China, Russia say ties flourishing despite crisis
The leaders of China and Russia on Wednesday hailed flourishing ties which they said were defying the economic crisis, after Cold War-era relations marked by mutual suspicion.world Updated: Jun 17, 2009 17:03 IST
The leaders of China and Russia on Wednesday hailed flourishing ties which they said were defying the economic crisis, after Cold War-era relations marked by mutual suspicion.
"In the midst of the global financial crisis, we are actively developing a practical cooperation in every sphere," Chinese President Hu Jintao told Russian Prime Minister Vladimir Putin at the start of a state visit.
"China will always look at its relations with Russia as a priority of its foreign policy.
"In a time of deep and complex changes, the future development of the Russian-Chinese strategic relations... is particularly important," Hu added.
Putin said that the relationship was now strong enough to overcome the effects of the crisis.
"Despite the global financial crisis, relations between our countries are immune to economic or political ruptures," Putin said.
Such positive rhetoric is a marked change from the from the Cold War era when the Soviet Union and China clashed for supremacy in the Communist world.
Yet bilateral trade has now taken a major hit from the economic crisis, falling 42 per cent to 7.3 billion dollars for the first quarter of 2009 compared to the same period last year, according to Russian officials.
Putin, who had made expanding trade with China a priority for Russia, did not mention these figures, saying only that bilateral trade reached 56 billion dollars in 2008.

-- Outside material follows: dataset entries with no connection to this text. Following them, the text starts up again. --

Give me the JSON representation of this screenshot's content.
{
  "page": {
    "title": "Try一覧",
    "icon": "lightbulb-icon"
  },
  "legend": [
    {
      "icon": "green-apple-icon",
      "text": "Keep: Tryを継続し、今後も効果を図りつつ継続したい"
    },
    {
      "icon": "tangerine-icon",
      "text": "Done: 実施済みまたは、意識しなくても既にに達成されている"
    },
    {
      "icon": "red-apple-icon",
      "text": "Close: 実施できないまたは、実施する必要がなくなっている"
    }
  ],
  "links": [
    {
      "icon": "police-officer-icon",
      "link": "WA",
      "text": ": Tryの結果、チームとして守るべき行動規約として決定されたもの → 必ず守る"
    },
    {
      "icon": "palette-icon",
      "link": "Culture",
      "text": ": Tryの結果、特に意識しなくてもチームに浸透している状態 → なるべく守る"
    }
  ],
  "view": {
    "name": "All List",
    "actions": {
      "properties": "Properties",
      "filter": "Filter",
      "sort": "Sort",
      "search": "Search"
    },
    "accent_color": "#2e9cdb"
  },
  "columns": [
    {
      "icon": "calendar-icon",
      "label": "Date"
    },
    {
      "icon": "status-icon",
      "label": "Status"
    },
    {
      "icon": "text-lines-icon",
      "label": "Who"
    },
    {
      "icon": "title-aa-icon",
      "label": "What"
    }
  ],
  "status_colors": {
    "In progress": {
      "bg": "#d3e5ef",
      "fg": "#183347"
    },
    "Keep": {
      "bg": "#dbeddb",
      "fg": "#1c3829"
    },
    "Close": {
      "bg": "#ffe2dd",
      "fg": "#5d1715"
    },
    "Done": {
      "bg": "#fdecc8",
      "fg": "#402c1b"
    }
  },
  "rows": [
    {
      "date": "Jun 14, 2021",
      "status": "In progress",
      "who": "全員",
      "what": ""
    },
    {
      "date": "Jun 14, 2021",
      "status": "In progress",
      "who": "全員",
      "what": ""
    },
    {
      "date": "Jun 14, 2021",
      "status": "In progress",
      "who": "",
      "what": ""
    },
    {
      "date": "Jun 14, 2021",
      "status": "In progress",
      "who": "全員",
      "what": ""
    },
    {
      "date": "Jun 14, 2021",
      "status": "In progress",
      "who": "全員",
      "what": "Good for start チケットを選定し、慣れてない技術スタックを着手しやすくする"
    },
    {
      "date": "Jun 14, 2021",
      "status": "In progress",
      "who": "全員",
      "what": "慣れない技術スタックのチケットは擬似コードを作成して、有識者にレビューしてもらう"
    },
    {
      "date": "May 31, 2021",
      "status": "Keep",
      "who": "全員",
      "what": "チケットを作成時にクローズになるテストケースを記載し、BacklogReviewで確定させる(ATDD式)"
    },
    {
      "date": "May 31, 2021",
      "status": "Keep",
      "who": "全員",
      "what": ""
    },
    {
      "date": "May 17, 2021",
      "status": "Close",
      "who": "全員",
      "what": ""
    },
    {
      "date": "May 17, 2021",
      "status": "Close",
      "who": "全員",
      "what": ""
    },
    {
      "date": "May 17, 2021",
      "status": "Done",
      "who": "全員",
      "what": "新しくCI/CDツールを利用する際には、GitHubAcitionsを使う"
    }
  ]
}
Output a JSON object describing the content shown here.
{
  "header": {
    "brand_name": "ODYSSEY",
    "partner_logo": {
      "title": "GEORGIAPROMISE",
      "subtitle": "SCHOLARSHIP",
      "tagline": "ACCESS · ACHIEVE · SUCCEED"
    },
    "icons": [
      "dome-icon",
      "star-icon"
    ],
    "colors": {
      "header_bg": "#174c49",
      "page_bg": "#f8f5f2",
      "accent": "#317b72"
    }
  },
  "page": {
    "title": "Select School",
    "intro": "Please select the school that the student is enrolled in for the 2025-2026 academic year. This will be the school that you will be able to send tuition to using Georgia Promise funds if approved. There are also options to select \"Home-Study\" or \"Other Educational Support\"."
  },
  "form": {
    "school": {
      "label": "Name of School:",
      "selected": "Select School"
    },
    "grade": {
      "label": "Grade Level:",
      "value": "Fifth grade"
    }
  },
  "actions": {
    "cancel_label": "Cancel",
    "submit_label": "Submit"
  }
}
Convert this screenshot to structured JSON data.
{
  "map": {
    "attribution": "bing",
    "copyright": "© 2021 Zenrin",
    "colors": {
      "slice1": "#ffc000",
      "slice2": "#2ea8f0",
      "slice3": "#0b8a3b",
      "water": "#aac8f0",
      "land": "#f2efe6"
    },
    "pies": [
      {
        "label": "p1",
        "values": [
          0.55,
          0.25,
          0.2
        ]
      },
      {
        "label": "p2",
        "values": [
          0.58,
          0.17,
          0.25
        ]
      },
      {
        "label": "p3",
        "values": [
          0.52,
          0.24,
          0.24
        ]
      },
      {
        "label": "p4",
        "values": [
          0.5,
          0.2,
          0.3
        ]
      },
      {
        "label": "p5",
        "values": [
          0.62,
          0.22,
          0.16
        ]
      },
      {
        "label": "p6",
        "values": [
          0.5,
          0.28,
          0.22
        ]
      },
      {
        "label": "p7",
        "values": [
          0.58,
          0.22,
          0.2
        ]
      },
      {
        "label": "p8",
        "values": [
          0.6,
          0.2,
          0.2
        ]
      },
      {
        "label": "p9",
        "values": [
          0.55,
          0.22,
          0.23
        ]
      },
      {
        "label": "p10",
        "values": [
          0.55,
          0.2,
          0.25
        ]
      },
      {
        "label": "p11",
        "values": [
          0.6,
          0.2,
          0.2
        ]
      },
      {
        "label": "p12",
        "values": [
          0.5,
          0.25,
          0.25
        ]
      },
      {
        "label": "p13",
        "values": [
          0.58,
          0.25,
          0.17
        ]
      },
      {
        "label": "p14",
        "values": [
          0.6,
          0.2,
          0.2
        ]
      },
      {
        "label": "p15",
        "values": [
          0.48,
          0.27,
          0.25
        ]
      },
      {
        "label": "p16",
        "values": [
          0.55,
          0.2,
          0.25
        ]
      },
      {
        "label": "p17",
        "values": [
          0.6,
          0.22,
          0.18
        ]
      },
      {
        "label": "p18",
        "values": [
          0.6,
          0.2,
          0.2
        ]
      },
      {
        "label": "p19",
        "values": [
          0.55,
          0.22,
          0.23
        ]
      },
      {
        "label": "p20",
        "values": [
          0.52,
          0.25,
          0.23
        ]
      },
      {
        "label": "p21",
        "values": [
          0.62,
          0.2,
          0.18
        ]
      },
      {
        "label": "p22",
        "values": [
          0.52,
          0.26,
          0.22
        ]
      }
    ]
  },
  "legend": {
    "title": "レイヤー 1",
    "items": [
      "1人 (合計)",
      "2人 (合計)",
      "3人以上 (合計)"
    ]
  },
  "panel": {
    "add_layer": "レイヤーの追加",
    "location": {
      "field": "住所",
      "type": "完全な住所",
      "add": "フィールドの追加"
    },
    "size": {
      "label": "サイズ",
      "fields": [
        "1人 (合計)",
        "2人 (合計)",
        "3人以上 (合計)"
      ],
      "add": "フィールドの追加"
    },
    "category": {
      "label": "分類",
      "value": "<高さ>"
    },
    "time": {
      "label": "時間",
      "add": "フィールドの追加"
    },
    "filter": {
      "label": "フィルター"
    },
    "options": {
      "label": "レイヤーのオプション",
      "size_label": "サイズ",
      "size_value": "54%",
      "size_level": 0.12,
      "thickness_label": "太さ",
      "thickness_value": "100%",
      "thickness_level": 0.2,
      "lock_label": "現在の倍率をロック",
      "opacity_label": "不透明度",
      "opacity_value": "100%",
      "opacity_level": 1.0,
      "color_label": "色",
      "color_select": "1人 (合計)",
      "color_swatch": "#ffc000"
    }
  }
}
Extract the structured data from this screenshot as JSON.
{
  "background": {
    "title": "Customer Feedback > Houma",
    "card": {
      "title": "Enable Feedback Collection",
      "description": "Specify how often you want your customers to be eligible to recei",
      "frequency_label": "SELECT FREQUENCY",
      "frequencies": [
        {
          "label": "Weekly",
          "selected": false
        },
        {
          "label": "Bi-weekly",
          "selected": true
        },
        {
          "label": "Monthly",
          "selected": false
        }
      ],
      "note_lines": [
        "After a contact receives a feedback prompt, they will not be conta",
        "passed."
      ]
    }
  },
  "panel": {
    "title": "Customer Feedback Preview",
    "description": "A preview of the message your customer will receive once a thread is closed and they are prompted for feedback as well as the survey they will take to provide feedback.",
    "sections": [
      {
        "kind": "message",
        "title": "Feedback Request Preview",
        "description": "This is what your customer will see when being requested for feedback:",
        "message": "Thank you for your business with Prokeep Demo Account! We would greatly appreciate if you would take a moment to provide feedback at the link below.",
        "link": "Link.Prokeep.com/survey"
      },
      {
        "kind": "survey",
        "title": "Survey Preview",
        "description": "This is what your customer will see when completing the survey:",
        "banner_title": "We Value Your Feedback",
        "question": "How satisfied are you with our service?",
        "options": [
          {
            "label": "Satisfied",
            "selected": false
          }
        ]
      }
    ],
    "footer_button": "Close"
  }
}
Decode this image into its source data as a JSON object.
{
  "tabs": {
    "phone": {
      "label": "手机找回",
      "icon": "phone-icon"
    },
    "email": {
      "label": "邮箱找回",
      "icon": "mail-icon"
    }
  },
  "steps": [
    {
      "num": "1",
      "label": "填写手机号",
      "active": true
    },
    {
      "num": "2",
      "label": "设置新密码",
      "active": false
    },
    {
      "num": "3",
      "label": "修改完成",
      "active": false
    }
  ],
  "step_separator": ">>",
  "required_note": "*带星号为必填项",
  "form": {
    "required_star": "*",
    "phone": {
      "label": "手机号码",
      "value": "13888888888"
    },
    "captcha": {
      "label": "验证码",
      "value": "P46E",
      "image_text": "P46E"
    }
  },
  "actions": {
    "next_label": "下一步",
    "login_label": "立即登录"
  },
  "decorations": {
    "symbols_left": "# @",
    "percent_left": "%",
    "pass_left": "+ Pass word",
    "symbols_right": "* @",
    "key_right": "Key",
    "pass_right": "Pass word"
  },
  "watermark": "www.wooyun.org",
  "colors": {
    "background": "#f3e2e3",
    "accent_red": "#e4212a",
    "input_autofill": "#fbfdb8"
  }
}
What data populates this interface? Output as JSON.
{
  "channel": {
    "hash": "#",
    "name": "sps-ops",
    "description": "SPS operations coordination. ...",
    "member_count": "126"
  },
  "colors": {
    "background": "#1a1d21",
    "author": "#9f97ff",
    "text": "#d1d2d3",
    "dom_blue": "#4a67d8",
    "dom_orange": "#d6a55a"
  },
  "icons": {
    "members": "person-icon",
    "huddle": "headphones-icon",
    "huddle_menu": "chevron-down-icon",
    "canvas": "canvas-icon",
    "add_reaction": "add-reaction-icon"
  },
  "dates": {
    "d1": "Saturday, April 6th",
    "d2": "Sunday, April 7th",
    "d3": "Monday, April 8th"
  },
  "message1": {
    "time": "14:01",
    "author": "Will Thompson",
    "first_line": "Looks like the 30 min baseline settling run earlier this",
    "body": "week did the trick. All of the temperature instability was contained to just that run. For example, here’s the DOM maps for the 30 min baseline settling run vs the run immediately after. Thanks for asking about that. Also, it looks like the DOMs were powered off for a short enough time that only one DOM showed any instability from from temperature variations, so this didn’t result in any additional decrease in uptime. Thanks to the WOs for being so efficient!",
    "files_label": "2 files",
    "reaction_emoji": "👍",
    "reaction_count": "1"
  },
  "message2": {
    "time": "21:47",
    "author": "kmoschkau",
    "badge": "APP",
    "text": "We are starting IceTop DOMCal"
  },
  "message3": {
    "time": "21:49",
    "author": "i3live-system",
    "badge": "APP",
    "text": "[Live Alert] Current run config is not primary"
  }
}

The Russian strongman also welcomed Chinese delegation's "very successful" participation at a summit of the Shanghai Cooperation Organisation (SCO) earlier this week in the Russian city of Yekaterinburg.
SCO is a regional grouping of Russia, China and four Central Asian countries that has been seen as a potential counterweight to Western-led international organisations like NATO.
The two leaders were to oversee an intergovernmental meeting on Wednesday and Hu was scheduled to meet Russian President Dmitry Medvedev later in the day.
Diplomatic ties between the two permanent UN Security Council members have been founded on a common stance on issues from Iran and North Korea's nuclear programmes to the Middle East, Sudan and non-proliferation.
Russia and China are also part of a four nation group of emerging economic powers that includes India and Brazil and this week displayed its ambitions in a first summit meeting attended by Hu and Medvedev.
The two countries, which normalised ties in 1989, signed a landmark agreement in 2004 ending long-standing disputes along their 4,250-kilometre (2,635-mile) border.
While they have stepped up competition for influence over energy resources in Central Asia, their cooperation in regional clubs such as the SCO are proof of common ambition to balance US hegemony.
Hu this week flaunted Beijing's economic influence in the SCO, saying China would extend a 10 billion dollar credit to member states during the global crisis.
Both Russia and China have also announced their intention to buy the International Monetary Fund's first-ever bond offer as at least Moscow has declared to the detriment of its dollar bond holdings.
Energy-hungry China has also pushed hard to obtain greater access to Russia's vast oil resources.
Last year the two countries signed a long-awaited deal to build a pipeline to pump oil and gas from Siberian oil fields straight to China.
"We have started a complex cooperation in the oil sphere and reached an important breakthrough in the energy sphere," Hu said.